How I Came to Write and
Publish a Comic Book
BY VERONICA BERNS
Earlier this year, I raised more than $14,000 through a Kickstarter campaign to publish Atomic Size Matters, my doctoral thesis in chemistry presented as a fully illustrated comic book. News of this campaign was picked up by many newspapers, including the New York
Times, Washington Post, and Chicago Tribune, as well as in Mental
Floss and other magazines, and a multitude of websites.
How did this adventure begin? As a chemistry student, you
can probably relate to this scenario. I had often tried to talk
about my work with non-scientist family and friends, but ended
up losing them at square one. Sometimes I was more successful at keeping my listeners’ interest, but they were still so far
removed from the research I was doing that I wasn’t satisfied.
Surely I could find a middle ground that pleased both my audience and myself.
Eventually, I reached for a pen and paper to try to explain
some of my work in layman’s terms. Orbitals? They sometimes
look like dumbbells and four-leaf clovers. A mechanism? It’s an
atomic square dance. Crystal structure? That’s a 3-D wallpaper
pattern on the atomic scale. Some analogies of this sort can be
sillier than others, but they each hold a kernel of truth because
chemistry is so inherently visual. After classes upon classes, we
chemists can take for granted our ability to automatically translate the chemical structures we envision into words. To those
outside of the field, our shorthand nomenclature doesn’t evoke
the beautiful pictures that you and I can see when we say “dz2
orbital” and “SN2 mechanism”.
I ultimately settled on a comic book format to pair pictures
closely with story. And then I began to write.
I knew I was going to be a scientist when I was a little kid. I
got such joy from watching Bill Nye mix home chemicals, and by
the time I was done with elementary school, I had been on every
“Magic School Bus” field trip. Through middle and high school, I
selected chemistry as my subject of choice, and then I went to a
college with a strong program, where I began synthesizing new
compounds in solid-state reactions.
Choosing a graduate school was an easy decision. After apply-
ing to several schools, I was lucky enough to have a few options,
but I knew exactly what I wanted to do when I read about
Professor Danny Fredrickson’s investigations into the complex
crystal structures of intermetallic compounds at the University
of Wisconsin–Madison.
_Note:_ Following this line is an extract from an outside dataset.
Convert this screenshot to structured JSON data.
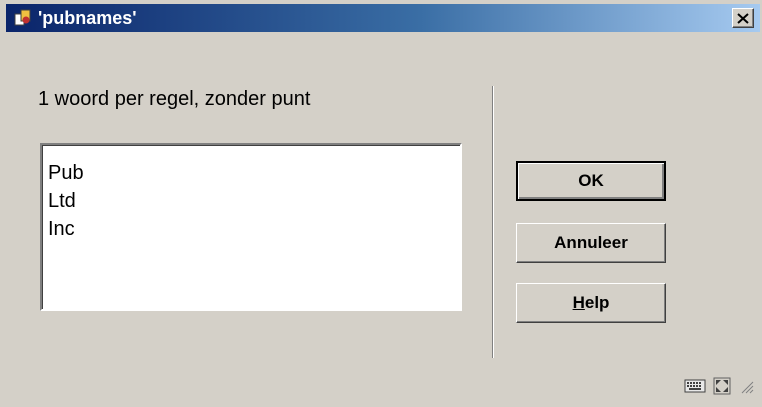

His work looks at crystal structures in a
new way, interpreting complexity as an alternative to simpler
patterns. I was firmly set on studying this fascinating relationship
for my five years in grad school.
During those five years, like any grad student, I was immersed
in the research. I learned everything I could about the patterns in
the family of compounds known as intermetallics. In the summer
of 2013, my time left in grad school became finite. My advisor
and I met to plan for graduation and to count out the paper-worthy ideas that would become the constituent chapters of my
thesis. Suddenly the whole world of research that I had explored,
discovered, and built had limits. My upcoming graduation day
was a way of celebrating my accomplishments, but I was concerned that this beautiful world I knew so well would disappear
from my daily life and, worse yet, remain abstract and inaccessible to those around me.
Finding the right balance
I struggled to find the middle ground between readability and
precision for a long time. It was important to me to convey
accurate and honest information without talking down to the
audience, or boring them. In Madison, I was very lucky to be surrounded by talented communicators who fell everywhere on the
spectrum of scientist to non-scientist. (The spectrum’s end points